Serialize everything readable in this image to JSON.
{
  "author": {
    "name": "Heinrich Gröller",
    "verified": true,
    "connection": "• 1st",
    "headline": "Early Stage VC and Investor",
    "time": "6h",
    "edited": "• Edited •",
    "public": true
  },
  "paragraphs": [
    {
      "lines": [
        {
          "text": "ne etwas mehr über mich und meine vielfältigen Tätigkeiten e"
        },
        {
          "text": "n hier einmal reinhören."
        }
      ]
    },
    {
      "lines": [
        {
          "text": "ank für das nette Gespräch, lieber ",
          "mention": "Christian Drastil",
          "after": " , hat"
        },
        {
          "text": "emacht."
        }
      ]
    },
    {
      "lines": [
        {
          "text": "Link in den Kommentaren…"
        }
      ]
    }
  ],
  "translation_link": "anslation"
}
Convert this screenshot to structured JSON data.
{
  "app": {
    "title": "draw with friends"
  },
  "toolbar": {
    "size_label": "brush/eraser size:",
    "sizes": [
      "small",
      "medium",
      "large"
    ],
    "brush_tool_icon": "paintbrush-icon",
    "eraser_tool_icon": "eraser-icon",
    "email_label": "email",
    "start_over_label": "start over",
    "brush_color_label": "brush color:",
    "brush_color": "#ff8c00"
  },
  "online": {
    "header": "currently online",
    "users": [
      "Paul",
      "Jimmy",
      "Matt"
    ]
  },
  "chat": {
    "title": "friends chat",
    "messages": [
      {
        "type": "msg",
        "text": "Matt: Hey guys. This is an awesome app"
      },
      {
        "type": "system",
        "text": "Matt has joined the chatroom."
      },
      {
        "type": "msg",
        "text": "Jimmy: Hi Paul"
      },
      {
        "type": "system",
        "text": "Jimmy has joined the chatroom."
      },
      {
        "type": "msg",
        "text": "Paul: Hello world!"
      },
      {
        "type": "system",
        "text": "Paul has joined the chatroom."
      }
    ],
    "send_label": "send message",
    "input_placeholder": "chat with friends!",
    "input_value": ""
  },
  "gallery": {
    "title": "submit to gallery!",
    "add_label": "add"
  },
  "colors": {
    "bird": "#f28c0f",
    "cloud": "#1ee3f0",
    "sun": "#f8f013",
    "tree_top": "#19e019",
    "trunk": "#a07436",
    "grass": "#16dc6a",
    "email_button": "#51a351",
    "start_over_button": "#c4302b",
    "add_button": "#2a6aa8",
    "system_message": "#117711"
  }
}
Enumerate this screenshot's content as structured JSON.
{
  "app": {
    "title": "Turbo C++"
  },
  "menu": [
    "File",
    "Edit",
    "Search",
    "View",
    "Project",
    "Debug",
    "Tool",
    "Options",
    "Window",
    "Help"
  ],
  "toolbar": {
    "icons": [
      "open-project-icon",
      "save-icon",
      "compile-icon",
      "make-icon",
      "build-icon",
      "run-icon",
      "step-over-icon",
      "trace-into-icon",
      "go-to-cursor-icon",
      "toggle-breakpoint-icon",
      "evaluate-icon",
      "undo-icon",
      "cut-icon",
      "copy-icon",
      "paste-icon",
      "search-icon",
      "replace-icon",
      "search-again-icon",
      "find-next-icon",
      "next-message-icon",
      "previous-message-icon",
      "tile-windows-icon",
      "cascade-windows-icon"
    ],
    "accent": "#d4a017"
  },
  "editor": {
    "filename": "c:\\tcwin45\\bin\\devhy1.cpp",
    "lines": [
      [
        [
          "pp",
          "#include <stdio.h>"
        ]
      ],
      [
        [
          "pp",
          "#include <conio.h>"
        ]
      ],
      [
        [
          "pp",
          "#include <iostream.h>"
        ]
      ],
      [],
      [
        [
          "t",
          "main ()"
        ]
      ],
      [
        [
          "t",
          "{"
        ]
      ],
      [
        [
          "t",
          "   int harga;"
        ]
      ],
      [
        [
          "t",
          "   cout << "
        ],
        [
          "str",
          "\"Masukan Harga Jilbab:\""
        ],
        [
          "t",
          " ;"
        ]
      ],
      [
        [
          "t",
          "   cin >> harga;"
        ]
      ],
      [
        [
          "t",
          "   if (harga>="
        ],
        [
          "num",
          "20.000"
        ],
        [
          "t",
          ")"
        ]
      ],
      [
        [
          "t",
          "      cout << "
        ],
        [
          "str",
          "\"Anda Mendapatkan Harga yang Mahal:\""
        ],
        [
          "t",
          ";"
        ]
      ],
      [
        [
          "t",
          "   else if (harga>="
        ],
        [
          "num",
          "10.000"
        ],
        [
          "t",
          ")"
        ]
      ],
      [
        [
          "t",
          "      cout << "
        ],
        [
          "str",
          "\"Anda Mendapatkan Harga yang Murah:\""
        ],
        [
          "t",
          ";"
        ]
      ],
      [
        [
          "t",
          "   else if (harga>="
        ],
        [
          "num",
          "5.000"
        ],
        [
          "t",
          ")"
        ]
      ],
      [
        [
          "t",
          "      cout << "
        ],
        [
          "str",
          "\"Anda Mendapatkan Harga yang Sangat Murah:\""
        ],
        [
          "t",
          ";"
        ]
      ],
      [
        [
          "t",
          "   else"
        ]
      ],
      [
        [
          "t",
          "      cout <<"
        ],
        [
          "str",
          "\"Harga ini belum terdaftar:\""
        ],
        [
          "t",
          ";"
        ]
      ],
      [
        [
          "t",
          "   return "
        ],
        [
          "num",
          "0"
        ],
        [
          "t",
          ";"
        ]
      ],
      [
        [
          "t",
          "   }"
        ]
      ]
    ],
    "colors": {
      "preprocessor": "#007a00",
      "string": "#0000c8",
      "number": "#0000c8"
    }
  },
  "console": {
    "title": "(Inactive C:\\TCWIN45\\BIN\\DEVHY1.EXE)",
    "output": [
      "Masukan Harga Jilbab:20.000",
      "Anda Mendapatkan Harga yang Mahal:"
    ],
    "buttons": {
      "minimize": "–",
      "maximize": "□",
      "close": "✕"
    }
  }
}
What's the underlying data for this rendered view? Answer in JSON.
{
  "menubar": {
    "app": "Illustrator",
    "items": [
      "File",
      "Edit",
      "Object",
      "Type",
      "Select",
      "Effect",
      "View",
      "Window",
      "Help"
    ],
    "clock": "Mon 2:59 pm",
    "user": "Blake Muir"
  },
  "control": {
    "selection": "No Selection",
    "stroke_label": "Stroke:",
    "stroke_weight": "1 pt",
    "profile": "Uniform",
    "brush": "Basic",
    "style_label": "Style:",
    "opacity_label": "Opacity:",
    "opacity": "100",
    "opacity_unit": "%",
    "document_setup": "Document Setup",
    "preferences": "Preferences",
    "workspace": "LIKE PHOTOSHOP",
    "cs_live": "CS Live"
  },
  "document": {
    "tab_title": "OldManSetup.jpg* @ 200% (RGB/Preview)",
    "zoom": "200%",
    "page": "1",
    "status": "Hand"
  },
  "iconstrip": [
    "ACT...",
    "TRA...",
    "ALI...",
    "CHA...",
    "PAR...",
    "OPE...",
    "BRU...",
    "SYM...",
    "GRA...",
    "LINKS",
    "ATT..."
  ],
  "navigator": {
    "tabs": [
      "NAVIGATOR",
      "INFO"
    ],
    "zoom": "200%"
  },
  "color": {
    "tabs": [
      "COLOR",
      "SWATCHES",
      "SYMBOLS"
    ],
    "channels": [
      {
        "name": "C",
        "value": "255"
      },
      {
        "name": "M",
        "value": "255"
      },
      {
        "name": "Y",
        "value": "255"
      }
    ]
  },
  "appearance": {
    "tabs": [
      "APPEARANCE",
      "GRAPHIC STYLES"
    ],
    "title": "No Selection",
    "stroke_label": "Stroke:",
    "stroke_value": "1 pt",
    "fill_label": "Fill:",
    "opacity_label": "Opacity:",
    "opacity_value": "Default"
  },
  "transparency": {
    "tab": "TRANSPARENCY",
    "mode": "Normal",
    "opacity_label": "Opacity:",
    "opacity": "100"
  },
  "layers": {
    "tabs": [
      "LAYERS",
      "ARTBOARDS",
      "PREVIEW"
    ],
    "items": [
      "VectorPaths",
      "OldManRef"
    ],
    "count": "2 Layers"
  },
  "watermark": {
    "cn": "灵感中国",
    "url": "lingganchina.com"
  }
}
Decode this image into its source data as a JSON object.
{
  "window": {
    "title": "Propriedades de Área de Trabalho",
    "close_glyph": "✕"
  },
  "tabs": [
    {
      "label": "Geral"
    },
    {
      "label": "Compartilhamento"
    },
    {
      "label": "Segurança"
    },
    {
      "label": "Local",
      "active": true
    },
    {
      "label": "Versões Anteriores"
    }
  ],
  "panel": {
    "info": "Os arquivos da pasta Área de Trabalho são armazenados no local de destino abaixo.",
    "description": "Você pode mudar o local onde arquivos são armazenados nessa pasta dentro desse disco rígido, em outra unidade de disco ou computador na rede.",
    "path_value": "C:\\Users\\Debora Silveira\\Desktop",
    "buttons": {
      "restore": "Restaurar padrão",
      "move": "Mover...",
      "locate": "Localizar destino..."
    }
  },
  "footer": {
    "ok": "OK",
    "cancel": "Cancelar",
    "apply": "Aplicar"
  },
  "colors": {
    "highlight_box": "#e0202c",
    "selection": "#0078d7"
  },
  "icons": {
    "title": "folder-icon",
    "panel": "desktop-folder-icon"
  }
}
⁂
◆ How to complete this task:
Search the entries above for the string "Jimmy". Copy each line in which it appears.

◆ Written reply:
      "Jimmy",
        "text": "Jimmy: Hi Paul"
        "text": "Jimmy has joined the chatroom."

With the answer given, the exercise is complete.